_What the task asks_.
Lift out all lines below that contain "structured".

[Web page and app entries]
........
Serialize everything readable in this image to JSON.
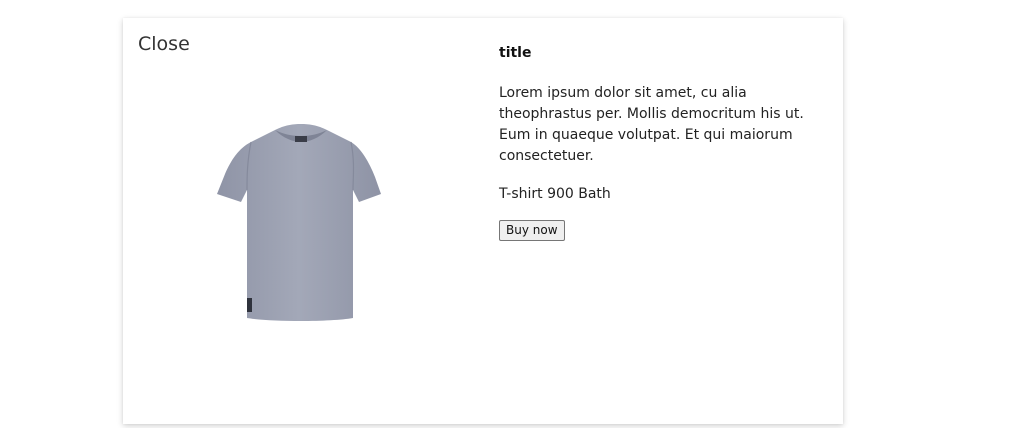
{
  "modal": {
    "close_label": "Close",
    "product": {
      "title": "title",
      "description": "Lorem ipsum dolor sit amet, cu alia theophrastus per. Mollis democritum his ut. Eum in quaeque volutpat. Et qui maiorum consectetuer.",
      "price_text": "T-shirt 900 Bath",
      "buy_label": "Buy now",
      "image_icon": "tshirt-image",
      "shirt_color": "#9da2b3"
    }
  }
}
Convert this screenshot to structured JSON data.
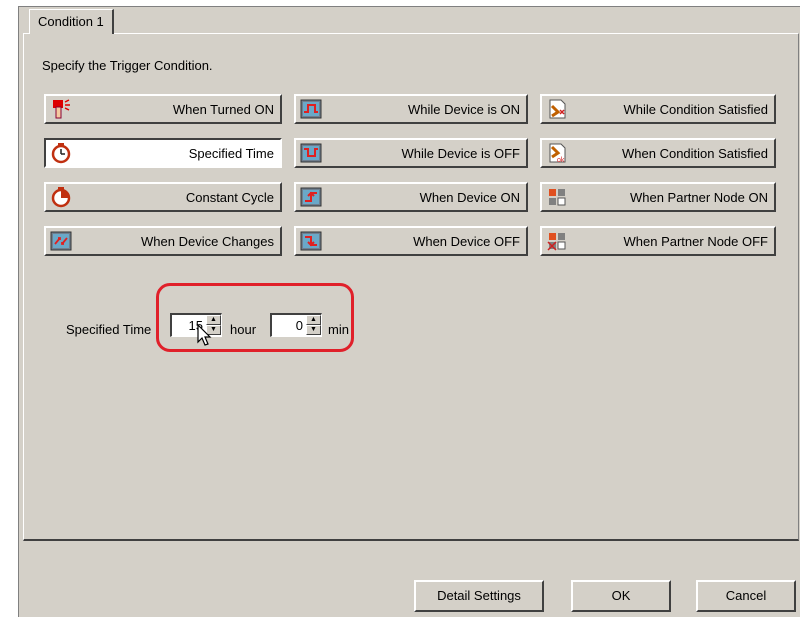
{
  "tab": {
    "label": "Condition 1"
  },
  "instruction": "Specify the Trigger Condition.",
  "triggers": [
    {
      "label": "When Turned ON",
      "icon": "hand-touch-icon"
    },
    {
      "label": "While Device is ON",
      "icon": "device-on-icon"
    },
    {
      "label": "While Condition Satisfied",
      "icon": "condition-icon"
    },
    {
      "label": "Specified Time",
      "icon": "clock-icon"
    },
    {
      "label": "While Device is OFF",
      "icon": "device-off-icon"
    },
    {
      "label": "When Condition Satisfied",
      "icon": "condition-ok-icon"
    },
    {
      "label": "Constant Cycle",
      "icon": "cycle-clock-icon"
    },
    {
      "label": "When Device ON",
      "icon": "device-rise-icon"
    },
    {
      "label": "When Partner Node ON",
      "icon": "partner-node-on-icon"
    },
    {
      "label": "When Device Changes",
      "icon": "device-change-icon"
    },
    {
      "label": "When Device OFF",
      "icon": "device-fall-icon"
    },
    {
      "label": "When Partner Node OFF",
      "icon": "partner-node-off-icon"
    }
  ],
  "selected_trigger": "Specified Time",
  "specified_time": {
    "label": "Specified Time",
    "hour_value": "15",
    "hour_unit": "hour",
    "min_value": "0",
    "min_unit": "min"
  },
  "buttons": {
    "detail": "Detail Settings",
    "ok": "OK",
    "cancel": "Cancel"
  },
  "colors": {
    "highlight": "#e0202a",
    "face": "#d4d0c8"
  }
}
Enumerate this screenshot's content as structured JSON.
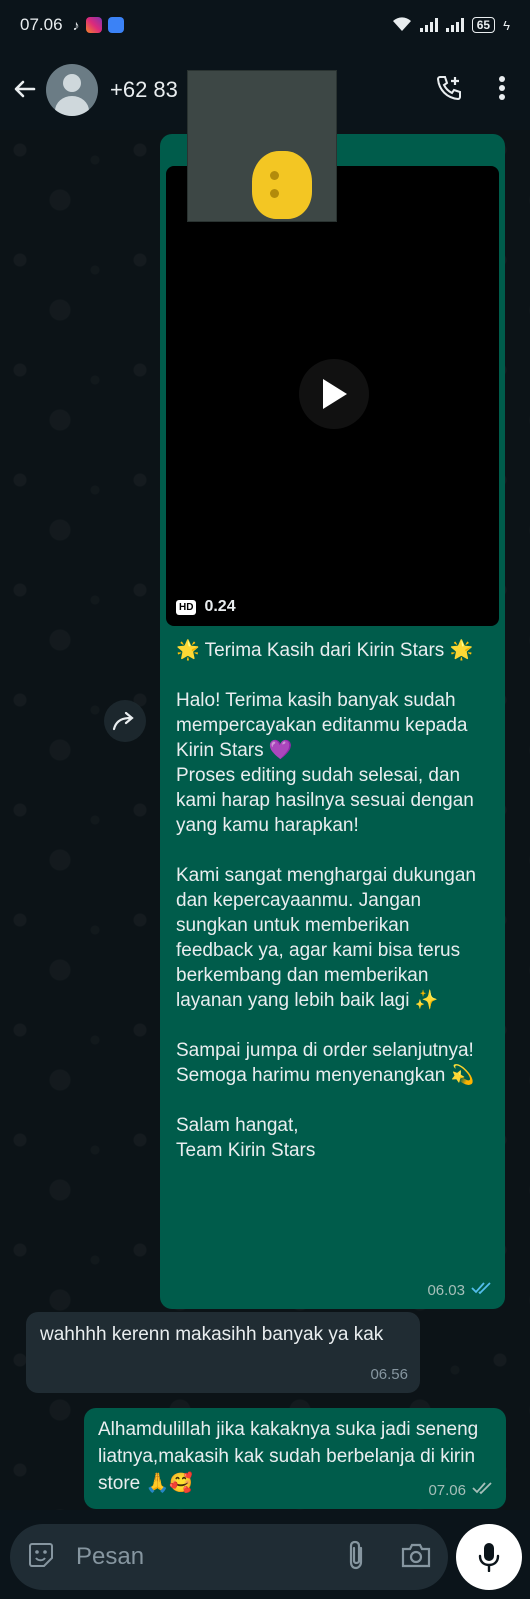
{
  "status_bar": {
    "time": "07.06",
    "battery": "65"
  },
  "header": {
    "contact_name": "+62 83",
    "icons": [
      "back-arrow-icon",
      "avatar",
      "add-call-icon",
      "more-options-icon"
    ]
  },
  "messages": [
    {
      "direction": "outgoing",
      "video": {
        "quality": "HD",
        "duration": "0.24"
      },
      "text": "🌟 Terima Kasih dari Kirin Stars 🌟\n\nHalo! Terima kasih banyak sudah mempercayakan editanmu kepada Kirin Stars 💜\nProses editing sudah selesai, dan kami harap hasilnya sesuai dengan yang kamu harapkan!\n\nKami sangat menghargai dukungan dan kepercayaanmu. Jangan sungkan untuk memberikan feedback ya, agar kami bisa terus berkembang dan memberikan layanan yang lebih baik lagi ✨\n\nSampai jumpa di order selanjutnya!\nSemoga harimu menyenangkan 💫\n\nSalam hangat,\nTeam Kirin Stars",
      "time": "06.03",
      "status": "read"
    },
    {
      "direction": "incoming",
      "text": "wahhhh kerenn makasihh banyak ya kak",
      "time": "06.56"
    },
    {
      "direction": "outgoing",
      "text": "Alhamdulillah jika kakaknya suka jadi seneng liatnya,makasih kak sudah berbelanja di kirin store 🙏🥰",
      "time": "07.06",
      "status": "delivered"
    }
  ],
  "input": {
    "placeholder": "Pesan"
  },
  "colors": {
    "outgoing_bubble": "#005c4b",
    "incoming_bubble": "#202c33",
    "read_tick": "#53bdeb"
  }
}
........
_Exercise response_.
Convert this screenshot to structured JSON data.
Enumerate this screenshot's content as structured JSON.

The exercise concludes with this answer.